(Voice-over): This part of the culinary lab is what Nonfiction calls munch, it`s a bioreactor that grows algae that can be harvested and eaten by the


BAGLEY: So what we do is that we extract these little discs of microalgae, and then eventually we get a lot of it.


BAGLEY: And then this smells terrible and it doesn`t taste great, but it`s very nutritious. So what we do is that to hide the flavor, we actually mix

it with a lot of different types of ingredients here. You are in a Silicon bag and then you mix it up.


BAGLEY: And then it ends up as balls like this. And you can keep these for, you know, two or three days, and they`ll still taste pretty fresh.

STRICKLAND: I feel like I`m going to have a special meal. I`m excited.

BAGLEY: There you go. Astronaut food. It`s the future.

STRICKLAND: Here`s the space food.

BAGLEY: Still better, right?

STRICKLAND: It tastes really good. You got the peanut butter.

BAGLEY: Mm-hmm.

STRICKLAND: And oats. It`s really nice texture.

BAGLEY: Mm-hmm.

STRICKLAND: That`s delicious.

BAGLEY: Great.
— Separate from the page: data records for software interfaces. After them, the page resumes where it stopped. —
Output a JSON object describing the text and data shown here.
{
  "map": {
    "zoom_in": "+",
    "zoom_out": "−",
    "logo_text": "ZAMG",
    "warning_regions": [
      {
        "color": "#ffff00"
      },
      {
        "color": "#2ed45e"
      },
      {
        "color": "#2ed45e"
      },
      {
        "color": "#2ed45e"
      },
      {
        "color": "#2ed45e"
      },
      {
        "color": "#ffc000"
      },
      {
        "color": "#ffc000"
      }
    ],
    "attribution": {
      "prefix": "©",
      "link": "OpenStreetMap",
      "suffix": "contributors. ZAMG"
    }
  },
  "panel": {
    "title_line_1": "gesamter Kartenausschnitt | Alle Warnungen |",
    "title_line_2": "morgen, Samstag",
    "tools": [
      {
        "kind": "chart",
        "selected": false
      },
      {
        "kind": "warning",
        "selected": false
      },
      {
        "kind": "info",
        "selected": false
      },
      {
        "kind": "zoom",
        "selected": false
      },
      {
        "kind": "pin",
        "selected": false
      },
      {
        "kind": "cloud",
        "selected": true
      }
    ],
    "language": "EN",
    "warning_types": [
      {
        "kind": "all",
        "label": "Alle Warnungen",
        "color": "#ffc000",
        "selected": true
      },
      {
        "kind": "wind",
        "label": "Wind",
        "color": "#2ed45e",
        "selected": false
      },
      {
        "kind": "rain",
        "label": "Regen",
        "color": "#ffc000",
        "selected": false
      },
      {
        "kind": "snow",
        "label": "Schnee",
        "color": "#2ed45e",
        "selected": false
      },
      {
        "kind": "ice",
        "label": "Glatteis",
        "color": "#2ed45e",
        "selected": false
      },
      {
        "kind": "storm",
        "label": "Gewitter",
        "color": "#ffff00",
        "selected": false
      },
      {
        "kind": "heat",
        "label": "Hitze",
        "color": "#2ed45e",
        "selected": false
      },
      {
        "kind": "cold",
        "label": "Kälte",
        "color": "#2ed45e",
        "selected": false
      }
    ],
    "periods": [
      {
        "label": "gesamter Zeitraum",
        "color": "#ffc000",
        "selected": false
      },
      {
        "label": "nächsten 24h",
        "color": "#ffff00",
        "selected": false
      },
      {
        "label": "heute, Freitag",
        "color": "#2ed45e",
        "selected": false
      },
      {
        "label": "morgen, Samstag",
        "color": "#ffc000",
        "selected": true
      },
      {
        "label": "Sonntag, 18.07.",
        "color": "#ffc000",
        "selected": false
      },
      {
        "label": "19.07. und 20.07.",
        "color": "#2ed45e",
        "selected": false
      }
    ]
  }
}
STRICKLAND: I could absolutely -- I could eat this all the time.

BAGLEY: Mm-hmm.

STRICKLAND: That`s really good.

(Voice-over): It`s not just that Intrepid space fearing humans need food to stay alive. The preparation taste and appearance of food can have real

psychological benefits for astronauts.


WIRE: And for today`s story getting a 10 out of 10, a fur baby that created quite the brouhaha. Meet Chicken Cutlet also known as Chickie. This golden

retriever, nearly nixed her owners nuptials a dream wedding in Italy when she chewed up a passport just before the trip. Fortunately, the groom to be

was able to get a last-minute appointment at a passport office with help from a Senator and a Congressman who heard about the couples predicament.

Winner of #yourwordwednesday is Mr. Jose Antonio from Spain for submitting brouhaha, a noun, meaning a loud, chaotic reaction to something. Well done.

Now to our favorite part of the day, you. Today`s special shoutout goes to Bullitt Central High School in Shepherdsville, Kentucky. Go Cougars. Thanks

for subscribing and commenting on our CNN 10 YouTube page with your shout out request. And hey, put your teacher`s names in there too. Don`t forget

to smile everyone. I`ll see you next time. I`m Coy Wire and we are CNN 10.